Top 5 Core Set 2021 Cards for Pioneer

Anthony LowryPioneer

Pioneer has changed drastically since the companion rules change earlier this month. Dimir Inverter is still one of the top dogs, but Lotus Breach, Mono-Red, Mono-White, and Mono-Black are all going strong. In fact, the format looks more or less the way it did before Ikoria was released — and that isn’t necessarily a bad thing. 

But now that Core Set 2021 is right around the corner, Pioneer is in for more shake-ups. While none of the new cards seem completely busted at first glance, M21 definitely has some solid role-players that should fill holes in a wide spread of decks. Here are the Top 5 cards from M21 that I expect to see the most play in Pioneer.

Basri Ket

Basri Ket is the new Planeswalker in town. It’s very easy to compare many mono-white Planeswalkers to Ajani, but Ajani this is not. Basri is an efficient threat in Mono-White Devotion, providing two mana symbols, a way to pump Walking Ballista, and, most importantly, inevitability. The three-drop spot is already moderately contested by Gideon of the Trials (and sometimes Lurrus of the Dream-Den), but if Yorion is your companion, it’s much easier to fit this in. 

Grim Tutor

I cannot believe this card is legal in so many formats in 2020, but here we are. In Pioneer specifically, Grim Tutor will only make Dimir Inverter even harder to beat. Having access to a few of these gives Inverter decks more flexibility in their card choices, allowing you to add more silver bullets for problematic threats or situations without diluting the core of the deck. A turn-three tutor is also an important resource for Inverter decks, as it can search up a Jace, Wielder of Mysteries or Inverter of Truth that you can play on turn four.

Besides Inverter, I can see decks like Sultai Delirium playing Grim Tutor. Having another toolbox enabler doesn’t hurt, especially now that Yorion is trending down in these decks. It will likely still be worse than Traverse the Ulvenwald, but being able to get Planeswalkers is a big deal, especially when you need to slam the door with a threat like Nissa, Who Shakes the World, or stabilize with Liliana, the Last Hope.


Blue decks are always happy to have more situational counterspells in their sideboards, and Miscast is poised to play an important role in Pioneer. Mystical Dispute is arguably the best sideboard card in the format, and Miscast hits plenty of spells that Dispute misses. Being able to tag burn spells and ramp spells is a big deal, and I would definitely consider this over something like Negate if I need to keep my curve low or react quickly. Drawing this late in the game will hurt sometimes, but not enough to hurt its playability.

Azusa, Lost but Seeking

Ramp and land-based decks get yet another super powerful tool, but Azusa is interesting for different reasons. The impact of this card won’t be seen immediately; it will certainly be much more of a slow burn as the format develops.
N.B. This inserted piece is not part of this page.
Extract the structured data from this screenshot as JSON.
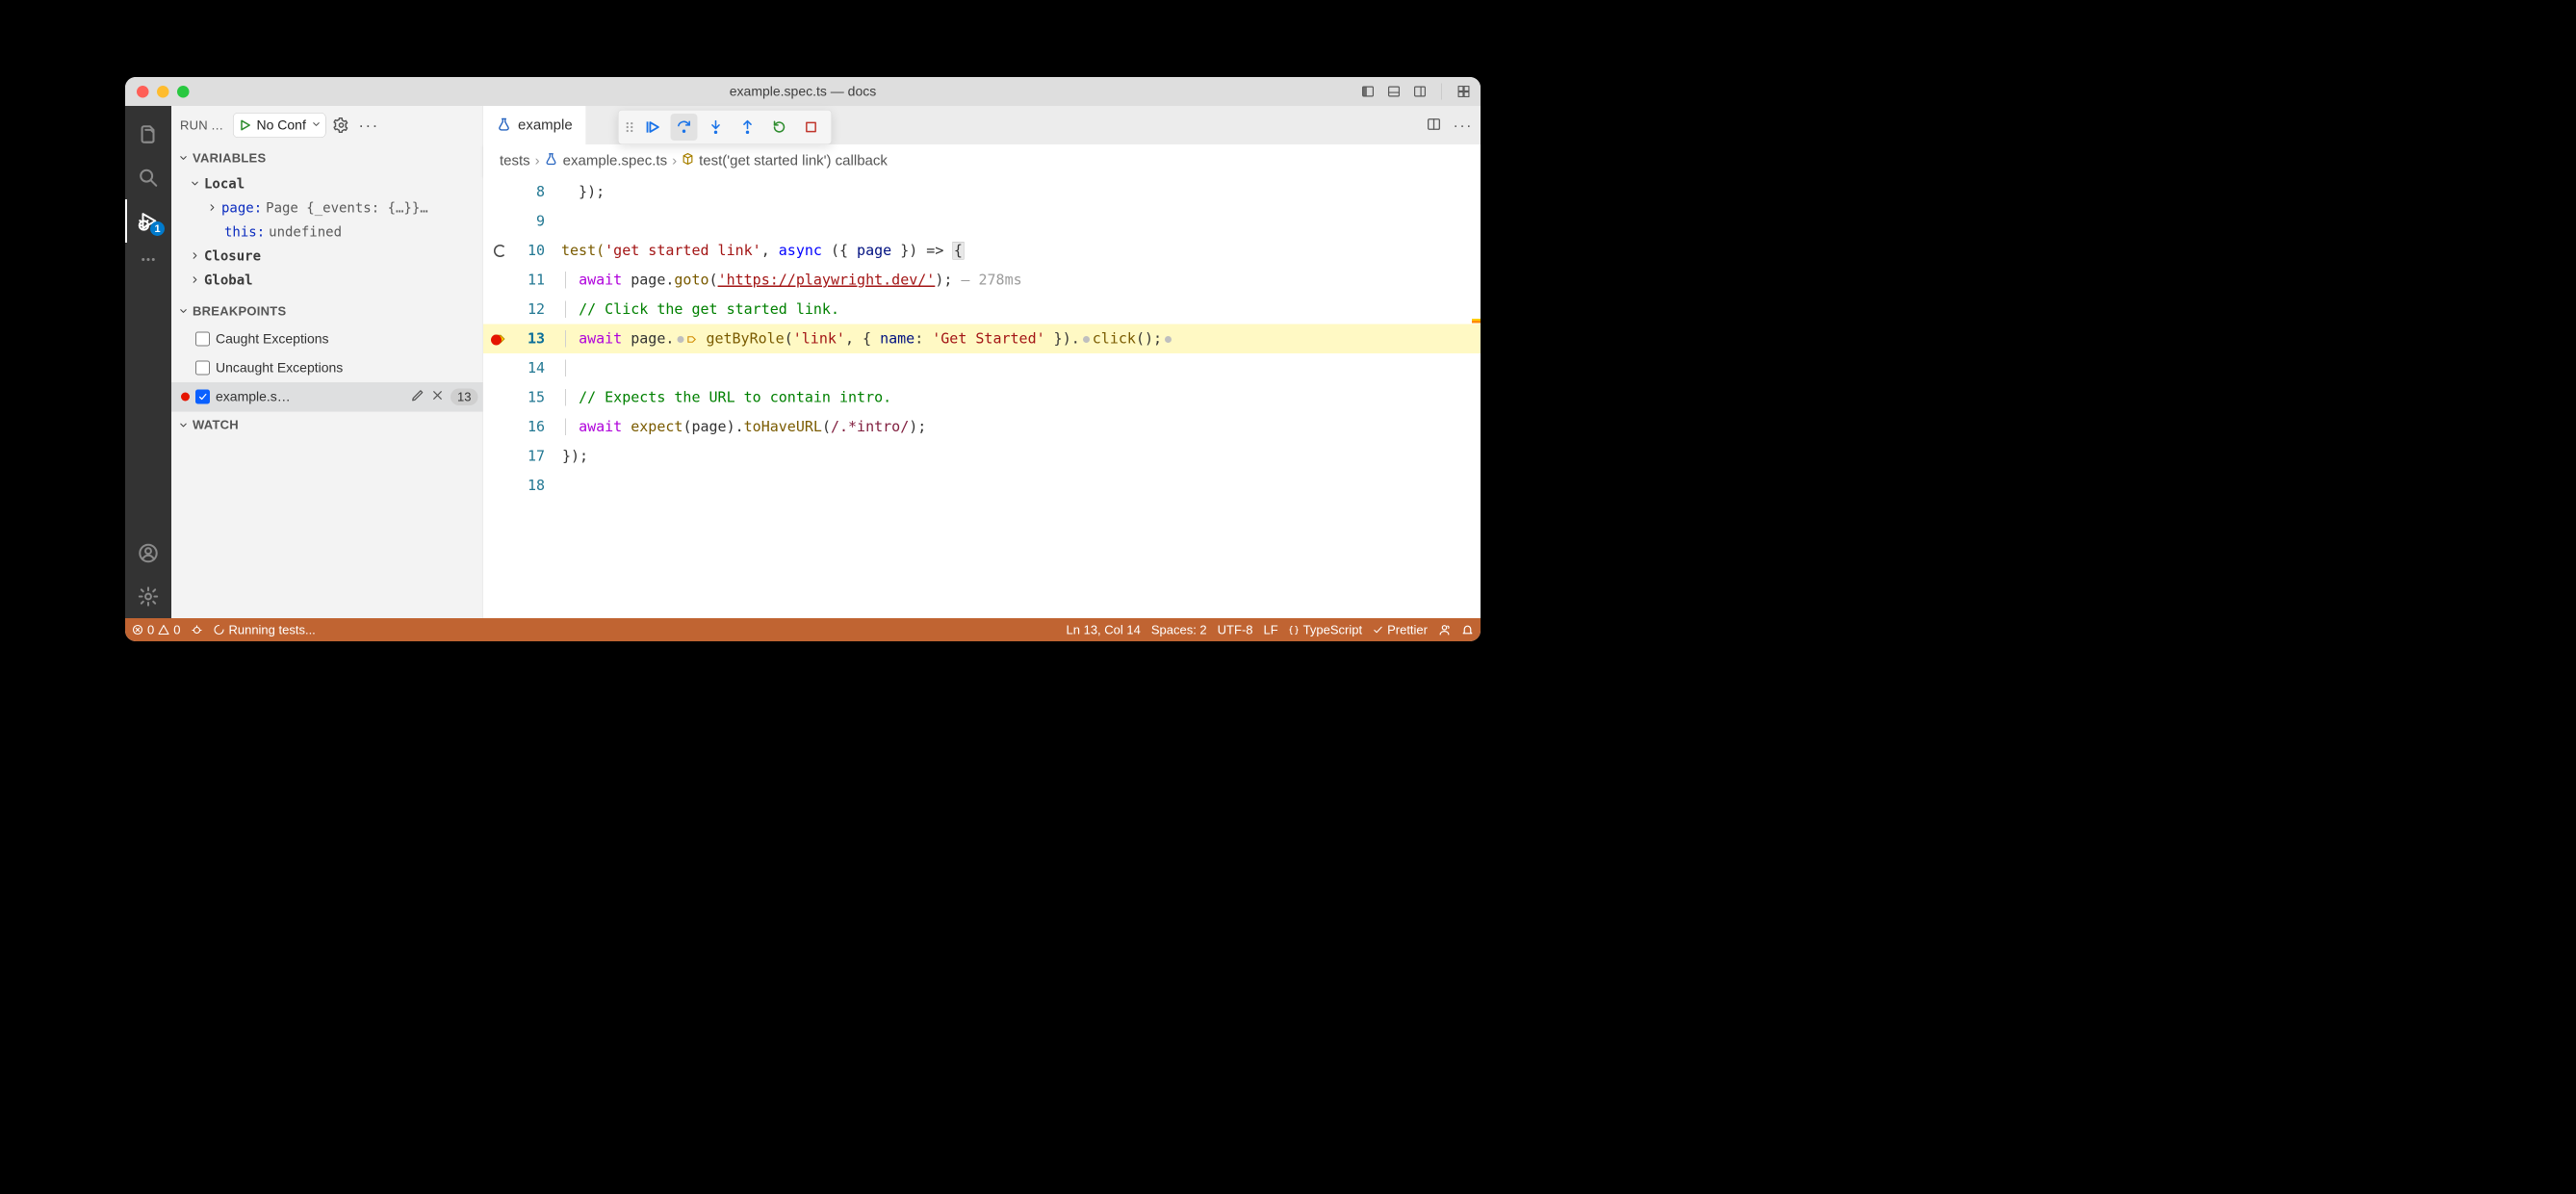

The more lands that will inevitably enter the format, the more powerful she becomes — especially if those lands have powerful ETB effects. Azusa can only get better in Pioneer as time goes on, and while an Amulet of Vigor effect doesn’t exist (yet), she just needs the right payoff card to become a certified format all-star. 


This card is my pick for the best new card for Pioneer.

Spirits has a bit of a hard time playing from behind. Nebelgast Herald was one of the few ways the deck could hold down the fort on the board, and it did a pretty solid job. Now, you have options 5-7, that synergize incredibly well with Herald. The small caveat of needing another spirit is important, but generally, if you’re behind on board with only a single spirit, not much would save you, anyway. One cool interaction is punishing a spell-before-attack sequence by flashing in a Spell Queller, eating a spell, then tapping down a creature. Rattlechains also does this job very well. Finding room for this card may be tough, but I firmly believe that you can shave a lord or two for this.

These are just a few cards I’m excited for in M21. There could very well be more cards that will make a huge impact, but as always, time will tell. Which cards are you excited about? Am I totally off by not mentioning Eliminate? Did you forget that Scavenging Ooze was already in Pioneer like I did? The format has been moving so incredibly fast, keeping up is tough, but M21 will certainly be exciting for Pioneer deck-builders and players!